Print the whole listing again, exactly as it stands.

- Record set
[Start of Attachment]

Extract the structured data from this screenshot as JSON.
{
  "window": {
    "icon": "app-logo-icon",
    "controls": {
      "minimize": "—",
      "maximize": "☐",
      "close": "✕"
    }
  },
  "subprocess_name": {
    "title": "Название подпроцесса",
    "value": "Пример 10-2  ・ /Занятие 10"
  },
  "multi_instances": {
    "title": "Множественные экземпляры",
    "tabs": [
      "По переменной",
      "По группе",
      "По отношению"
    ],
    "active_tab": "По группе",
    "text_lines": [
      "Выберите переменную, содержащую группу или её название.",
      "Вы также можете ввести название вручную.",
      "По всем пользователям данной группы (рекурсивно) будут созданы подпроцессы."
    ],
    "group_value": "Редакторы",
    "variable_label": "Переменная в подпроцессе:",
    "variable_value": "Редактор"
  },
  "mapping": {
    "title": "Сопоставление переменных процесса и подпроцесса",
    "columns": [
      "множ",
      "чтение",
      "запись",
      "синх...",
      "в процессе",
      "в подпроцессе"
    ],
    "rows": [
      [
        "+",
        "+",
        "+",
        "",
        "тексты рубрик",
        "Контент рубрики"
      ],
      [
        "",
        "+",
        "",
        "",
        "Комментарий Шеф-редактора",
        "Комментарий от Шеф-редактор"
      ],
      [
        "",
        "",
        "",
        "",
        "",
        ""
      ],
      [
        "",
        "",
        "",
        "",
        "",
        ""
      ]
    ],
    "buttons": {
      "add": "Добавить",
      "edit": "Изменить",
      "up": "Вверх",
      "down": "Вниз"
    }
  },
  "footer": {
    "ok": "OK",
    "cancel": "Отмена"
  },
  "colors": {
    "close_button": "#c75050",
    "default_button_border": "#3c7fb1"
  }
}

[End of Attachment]

- Result of this exercise
Extract the structured data from this screenshot as JSON.
{
  "window": {
    "icon": "app-logo-icon",
    "controls": {
      "minimize": "—",
      "maximize": "☐",
      "close": "✕"
    }
  },
  "subprocess_name": {
    "title": "Название подпроцесса",
    "value": "Пример 10-2  ・ /Занятие 10"
  },
  "multi_instances": {
    "title": "Множественные экземпляры",
    "tabs": [
      "По переменной",
      "По группе",
      "По отношению"
    ],
    "active_tab": "По группе",
    "text_lines": [
      "Выберите переменную, содержащую группу или её название.",
      "Вы также можете ввести название вручную.",
      "По всем пользователям данной группы (рекурсивно) будут созданы подпроцессы."
    ],
    "group_value": "Редакторы",
    "variable_label": "Переменная в подпроцессе:",
    "variable_value": "Редактор"
  },
  "mapping": {
    "title": "Сопоставление переменных процесса и подпроцесса",
    "columns": [
      "множ",
      "чтение",
      "запись",
      "синх...",
      "в процессе",
      "в подпроцессе"
    ],
    "rows": [
      [
        "+",
        "+",
        "+",
        "",
        "тексты рубрик",
        "Контент рубрики"
      ],
      [
        "",
        "+",
        "",
        "",
        "Комментарий Шеф-редактора",
        "Комментарий от Шеф-редактор"
      ],
      [
        "",
        "",
        "",
        "",
        "",
        ""
      ],
      [
        "",
        "",
        "",
        "",
        "",
        ""
      ]
    ],
    "buttons": {
      "add": "Добавить",
      "edit": "Изменить",
      "up": "Вверх",
      "down": "Вниз"
    }
  },
  "footer": {
    "ok": "OK",
    "cancel": "Отмена"
  },
  "colors": {
    "close_button": "#c75050",
    "default_button_border": "#3c7fb1"
  }
}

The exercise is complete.